Earlier this month, the United States Court of Appeals for the Second Circuit upheld a controversial NLRB decision—Mezonos Maven Bakery, 357 NLRB No. 47—regarding the award of backpay to undocumented aliens. Specifically, this case considered whether “undocumented workers who have engaged in fraud or criminal activity in violation of the Immigration Reform and Control Act (IRCA) in obtaining or continuing their employment are entitled to backpay where their employer…hired and retained them knowing they were undocumented.”
Finding that the instant matter was materially different from the Board’s decision in Hoffman Plastic, the administrative law judge initially found in favor of the employees. In Hoffman Plastic, the Board‘s holding precluded backpay in a scenario where the alien “violates the IRCA by presenting the employer with fraudulent documents,” and the “employer is unaware of the fraud.”

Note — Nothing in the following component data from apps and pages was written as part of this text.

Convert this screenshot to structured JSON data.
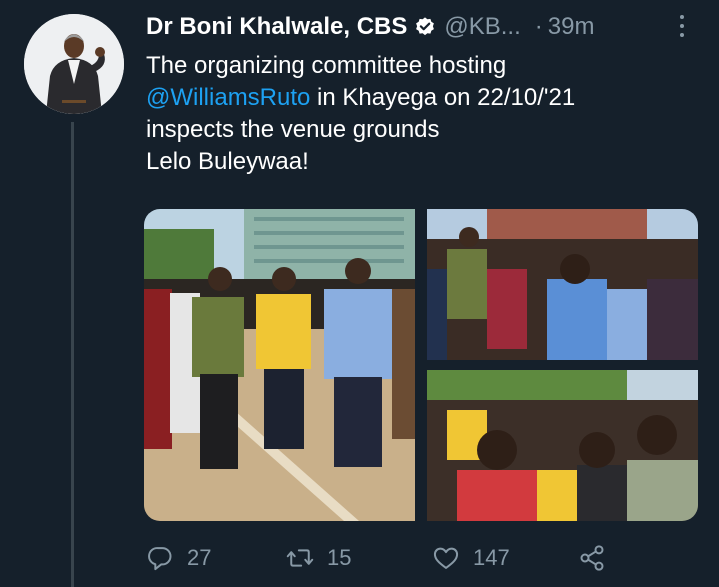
{
  "tweet": {
    "author_name": "Dr Boni Khalwale, CBS",
    "handle": "@KB...",
    "separator": "·",
    "time": "39m",
    "text_line1": "The organizing committee hosting",
    "mention": "@WilliamsRuto",
    "text_line2_rest": " in Khayega on 22/10/'21",
    "text_line3": "inspects the venue grounds",
    "text_line4": "Lelo Buleywaa!"
  },
  "actions": {
    "replies": "27",
    "retweets": "15",
    "likes": "147"
  },
  "icons": {
    "verified": "verified-badge-icon",
    "more": "more-icon",
    "reply": "reply-icon",
    "retweet": "retweet-icon",
    "like": "heart-icon",
    "share": "share-icon"
  },
  "colors": {
    "background": "#15202b",
    "text": "#ffffff",
    "secondary": "#8899a6",
    "link": "#1da1f2",
    "thread_line": "#38444d"
  }
}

Specifically, the ALJ ruled that the instant matter was materially different from Hoffman Plastic because the employer—not the employee—violated the IRCA. As a result, the ALJ concluded that a backpay remedy was necessary. The Board, however, disagreed.
The Board Applies Hoffman Plastic
In August 2011, the Board declined to adopt the ALJ Order. According to the Board, Hoffman Plastic’s “holding is categorically worded” with “no distinction based on the identity of the IRCA violator.” As a result, Hoffman Plastic “broadly precludes backpay awards to undocumented workers regardless of whether it is they or their employer who has violated the IRCA. Indeed, “regardless of which party violated the IRCA, the result is an unlawful employment relationship.
A Matter of Public Policy
The Second Circuit Court of Appeals has weighed in as well, upholding the Board’s interpretation of Hoffman Plastic. In its decision, the Second Circuit places particular emphasis on public policy concerns: “Awarding backpay would ‘not only trivialize the immigration laws,” but would also “condone and encourage future violations.” Quoting Hoffman Plastic, the Second Circuit addressed the ALJ’s suggestion that aliens who did not present fraudulent documents but who are in the U.S. illegally, noting that it sees “no reason to think that Congress nonetheless intended to permit backpay where but for an employer’s unfair labor practices, an alien-employee would have remained in the United States illegally, and continued to work illegally, all the while successfully evading apprehension by immigration authorities. “
The Second Circuit did. However, remand the matter back to the Board for consideration of one additional issue: Whether to grant petitioners requested remedy of reinstatement contingent on the production of work authorization documents.Read More